Minnesota Comparative Fault Act Does Not Reduce Damages Owed by Third-Party Defendant Where Jury Find Plaintiff’s Employer Also Shares a Percentage of Fault

In Fish v. Ramler Trucking Inc., 2019 WL 272865 (Minn. Ct. App. Jan. 22, 2019), the Minnesota Court of Appeals determined that Minnesota’s comparative fault statute does not apply to reduce the amount of a judgment entered against a third-party tortfeasor based on the percentage of fault allocated to an employer immune from tort liability under the Workers’ Compensation Act. Instead, the contribution shall be determined under Minn. Stat. 176.061, subd. 11 and Lambertson v. Cincinnati Welding Corp., 257 N.W.2d 679 (Minn. 1977). Fish appealed after the district court reduced his damages based on the amount of workers’ compensation benefits he received and a lump-sum settlement he had entered into, as well as his percentage of fault.

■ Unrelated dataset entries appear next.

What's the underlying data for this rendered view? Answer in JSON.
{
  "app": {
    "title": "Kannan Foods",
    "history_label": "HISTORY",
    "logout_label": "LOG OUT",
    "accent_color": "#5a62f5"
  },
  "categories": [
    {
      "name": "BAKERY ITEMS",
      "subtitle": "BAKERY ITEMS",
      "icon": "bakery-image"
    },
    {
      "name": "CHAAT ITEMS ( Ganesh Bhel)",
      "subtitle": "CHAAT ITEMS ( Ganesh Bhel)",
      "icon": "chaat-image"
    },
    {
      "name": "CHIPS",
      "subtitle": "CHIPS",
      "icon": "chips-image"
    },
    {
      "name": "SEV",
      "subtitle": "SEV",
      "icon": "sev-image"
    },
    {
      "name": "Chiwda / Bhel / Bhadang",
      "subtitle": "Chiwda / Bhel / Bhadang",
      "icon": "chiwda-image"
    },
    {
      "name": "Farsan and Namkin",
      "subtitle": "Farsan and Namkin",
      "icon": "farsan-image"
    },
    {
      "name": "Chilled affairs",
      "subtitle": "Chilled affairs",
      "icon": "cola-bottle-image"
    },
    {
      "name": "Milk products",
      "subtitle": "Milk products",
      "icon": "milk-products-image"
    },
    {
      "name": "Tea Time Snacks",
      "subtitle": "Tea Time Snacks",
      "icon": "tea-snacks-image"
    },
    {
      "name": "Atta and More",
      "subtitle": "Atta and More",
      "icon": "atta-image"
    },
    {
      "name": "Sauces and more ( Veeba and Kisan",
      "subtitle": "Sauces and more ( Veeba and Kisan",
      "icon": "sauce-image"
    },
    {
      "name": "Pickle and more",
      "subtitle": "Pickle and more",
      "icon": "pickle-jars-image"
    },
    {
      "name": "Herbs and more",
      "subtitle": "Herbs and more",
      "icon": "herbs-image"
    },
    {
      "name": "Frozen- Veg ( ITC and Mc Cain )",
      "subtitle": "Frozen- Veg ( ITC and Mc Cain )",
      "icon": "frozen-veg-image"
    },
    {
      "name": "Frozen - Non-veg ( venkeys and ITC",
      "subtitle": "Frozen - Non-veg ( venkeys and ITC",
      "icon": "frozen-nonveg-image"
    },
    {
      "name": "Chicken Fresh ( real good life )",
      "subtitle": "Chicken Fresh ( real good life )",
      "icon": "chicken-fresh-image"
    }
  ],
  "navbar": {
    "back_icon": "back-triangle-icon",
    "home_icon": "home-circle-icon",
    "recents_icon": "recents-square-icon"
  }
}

In reversing the district court’s reduction of damages, the Court of Appeals stated that the district court should have looked to the Workers’ Compensation Act, Minn. Stat. 176, which allows employees to bring civil actions against third party tortfeasors subject to employer’s right of subrogation. Along with Minn. Stat. 176, Lambertson makes clear that the procedure for allocating damages between an employer and a third party when workers’ compensation benefits have been paid is not the same as it is through the Comparative Fault Act. The Minnesota Supreme Court’s decision in Lambertson has been upheld in all decisions pertaining to this matter. The remedy between an employer and a third party should be based on achieving fairness on particular facts.

In upholding Lambertson, Fish stated that the legislature has not put forward any intent to supplant the case. Through this, it ordered the district court to order judgment against Ramler for the full amount awarded by the jury and only offset that amount by appropriate offsets. The Court of Appeals declined to consider whether Fish’s damages were appropriately offset by potential duplicative benefits and ordered the district court to reconsider this matter on remand.

We will keep you updated in the event of an appeal to the Minnesota Supreme Court.  Please contact us with any questions regarding this case or any other employer liability or workers’ compensation subrogation claims.